Do you have US retirement assets?

US retirement assets (401k & IRA)

It is common for non-US taxpayers (neither US citizens or residents) to have US retirement accounts. This would be money in a 401K or an Individual Retirement Account (IRA), possibly from time spent working in the US for a US company or maybe inherited from a US relative (see below).

A UK resident with these assets will obviously have US tax issues associated with these accounts but will also have UK taxes to worry about.

To say the least, there is a fair amount of uncertainty on this matter and while we cannot provide certainty on all aspects of taxation on distributions made from these arrangements (to UK residents), we believe that there are ways of achieving more certainty.

The two extreme cases are where a UK resident (non-US taxpayer) either receives a distribution of 100% of the US retirement fund as a one-off lump sum, or the situation where the fund is taken out in instalments as a regular pension.

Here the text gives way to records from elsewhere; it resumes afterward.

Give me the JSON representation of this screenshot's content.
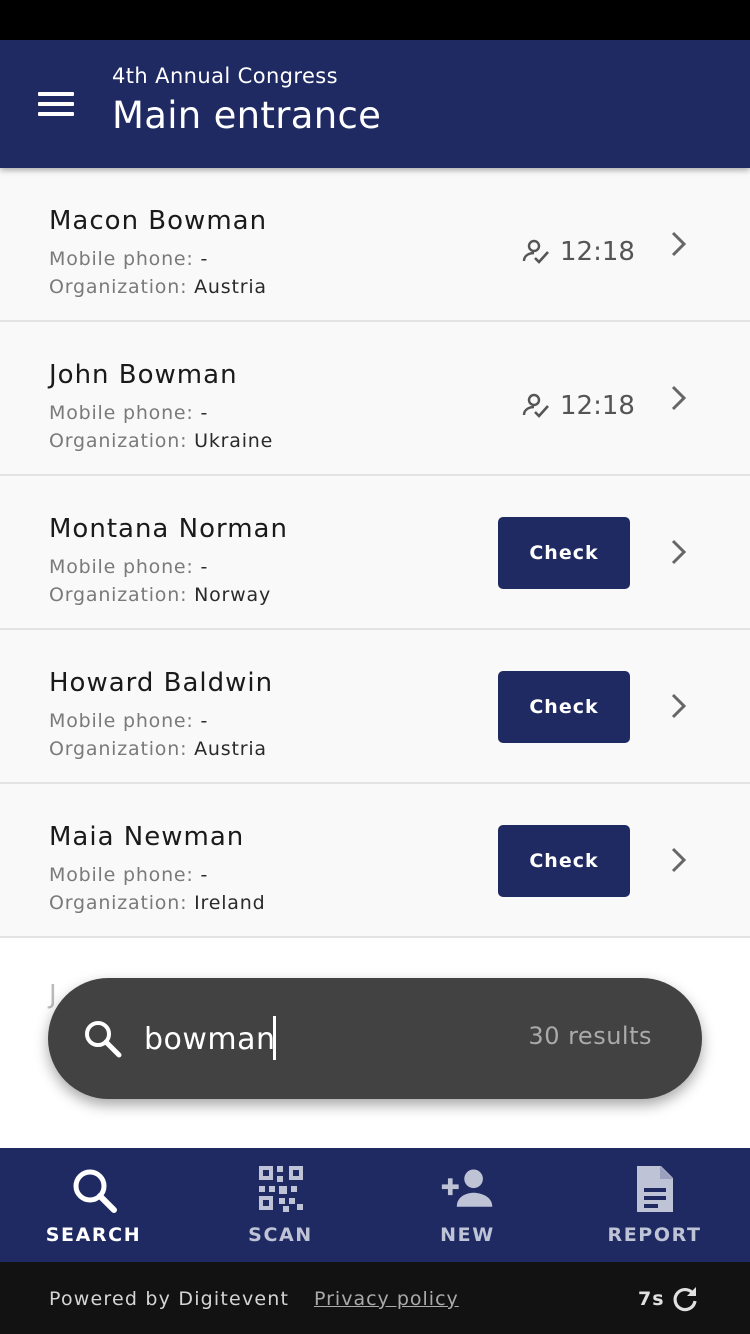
{
  "header": {
    "subtitle": "4th Annual Congress",
    "title": "Main entrance"
  },
  "attendees": [
    {
      "name": "Macon Bowman",
      "phone_label": "Mobile phone:",
      "phone": "-",
      "org_label": "Organization:",
      "org": "Austria",
      "checked_in_time": "12:18"
    },
    {
      "name": "John Bowman",
      "phone_label": "Mobile phone:",
      "phone": "-",
      "org_label": "Organization:",
      "org": "Ukraine",
      "checked_in_time": "12:18"
    },
    {
      "name": "Montana Norman",
      "phone_label": "Mobile phone:",
      "phone": "-",
      "org_label": "Organization:",
      "org": "Norway",
      "check_label": "Check"
    },
    {
      "name": "Howard Baldwin",
      "phone_label": "Mobile phone:",
      "phone": "-",
      "org_label": "Organization:",
      "org": "Austria",
      "check_label": "Check"
    },
    {
      "name": "Maia Newman",
      "phone_label": "Mobile phone:",
      "phone": "-",
      "org_label": "Organization:",
      "org": "Ireland",
      "check_label": "Check"
    }
  ],
  "partial_row": {
    "initial": "J"
  },
  "search": {
    "value": "bowman",
    "results": "30 results"
  },
  "nav": [
    {
      "label": "SEARCH",
      "icon": "search-icon",
      "active": true
    },
    {
      "label": "SCAN",
      "icon": "qr-code-icon",
      "active": false
    },
    {
      "label": "NEW",
      "icon": "add-person-icon",
      "active": false
    },
    {
      "label": "REPORT",
      "icon": "document-icon",
      "active": false
    }
  ],
  "footer": {
    "powered_by": "Powered by Digitevent",
    "privacy": "Privacy policy",
    "timer": "7s"
  },
  "colors": {
    "primary": "#1f2a63",
    "search_bg": "#424242",
    "footer_bg": "#121212"
  }
}
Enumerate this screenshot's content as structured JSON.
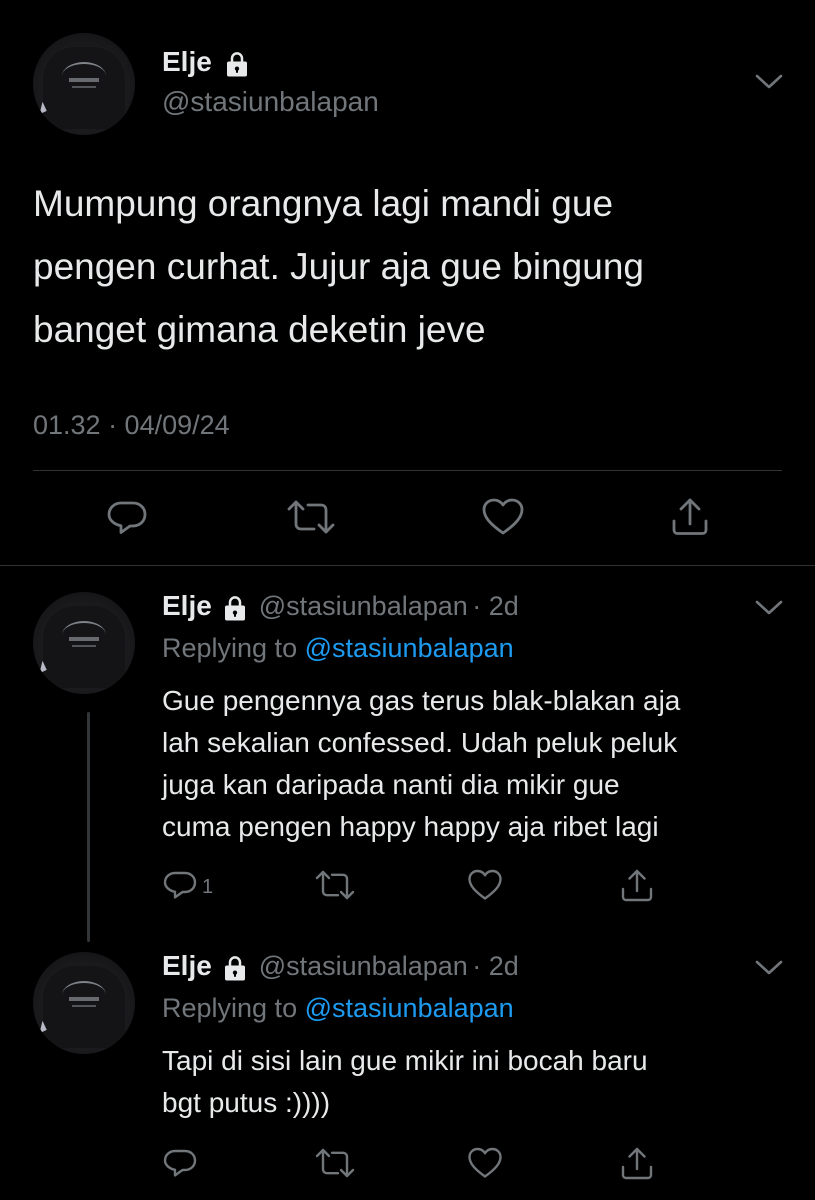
{
  "main_tweet": {
    "name": "Elje",
    "handle": "@stasiunbalapan",
    "text_lines": [
      "Mumpung orangnya lagi mandi gue",
      "pengen curhat. Jujur aja gue bingung",
      "banget gimana deketin jeve"
    ],
    "timestamp": "01.32 · 04/09/24",
    "actions": [
      "reply-icon",
      "retweet-icon",
      "like-icon",
      "share-icon"
    ]
  },
  "replies": [
    {
      "name": "Elje",
      "handle": "@stasiunbalapan",
      "time": "· 2d",
      "replying_label": "Replying to",
      "replying_handle": "@stasiunbalapan",
      "text_lines": [
        "Gue pengennya gas terus blak-blakan aja",
        "lah sekalian confessed. Udah peluk peluk",
        "juga kan daripada nanti dia mikir gue",
        "cuma pengen happy happy aja ribet lagi"
      ],
      "reply_count": "1"
    },
    {
      "name": "Elje",
      "handle": "@stasiunbalapan",
      "time": "· 2d",
      "replying_label": "Replying to",
      "replying_handle": "@stasiunbalapan",
      "text_lines": [
        "Tapi di sisi lain gue mikir ini bocah baru",
        "bgt putus :))))"
      ],
      "reply_count": ""
    }
  ],
  "colors": {
    "background": "#000000",
    "text": "#e7e9ea",
    "secondary": "#71767b",
    "link": "#1d9bf0",
    "divider": "#2f3336"
  }
}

The UK tax treatment of a foreign pension is different for lump-sums and regular payments.

Lump sum

No UK tax in accordance with Article 17 of the UK/US Double Taxation.

This remains US taxable subject to a potential reduction of any amount attributable to time spent working outside the US whilst making retirement plan contributions.


Regular payments

Subject to UK tax as pension income.

Exempt from US tax in accordance with Article 17 of the UK/US Double Taxation Agreement.


This seems quite clear.  A choice between UK or US tax and therefore relatively easy to consider the relative merits of each approach.

However, there is a lack of clarity where the case falls between these two extremes; either “irregular” payments are made from the US retirement plan or the distribution is most, but not all, of the assets held in the plan. Are these “lump sums” (not UK taxable) or not?

However, there is an alternative approach. Rather than take a full (100%) cash distribution from the US Savings plan (generally an IRA), the distribution can be rolled into a Roth IRA.  This transaction would have the same UK and US tax treatment to the Lump Sum described above, but most of the plan would now sit in a Roth IRA.  Not the full amount, as there would be some US tax withholding from the distribution.

The advantages of a Roth IRA are that the income in the plan continues to grow tax free, but crucially any subsequent distributions are also UK tax-free (in accordance with the UK/US Double Taxation Agreement).  Thus, you may subsequently access the retirement funds at your will, free of UK and US tax.

With US retirement plans, if you subsequently take the funds out of the Roth IRA plans before aged 59 ½, there is a 10% early withdrawal penalty.

We would add that the use of Roth IRAs is not available to inherited IRAs.  In this case, the funds in the (inherited) IRA must be distributed within 10 years.

This presents an interesting opportunity and there are providers who will provide access to Roth IRAs for non-US taxpayers based in the UK.  Please contact us if you wish to explore this further.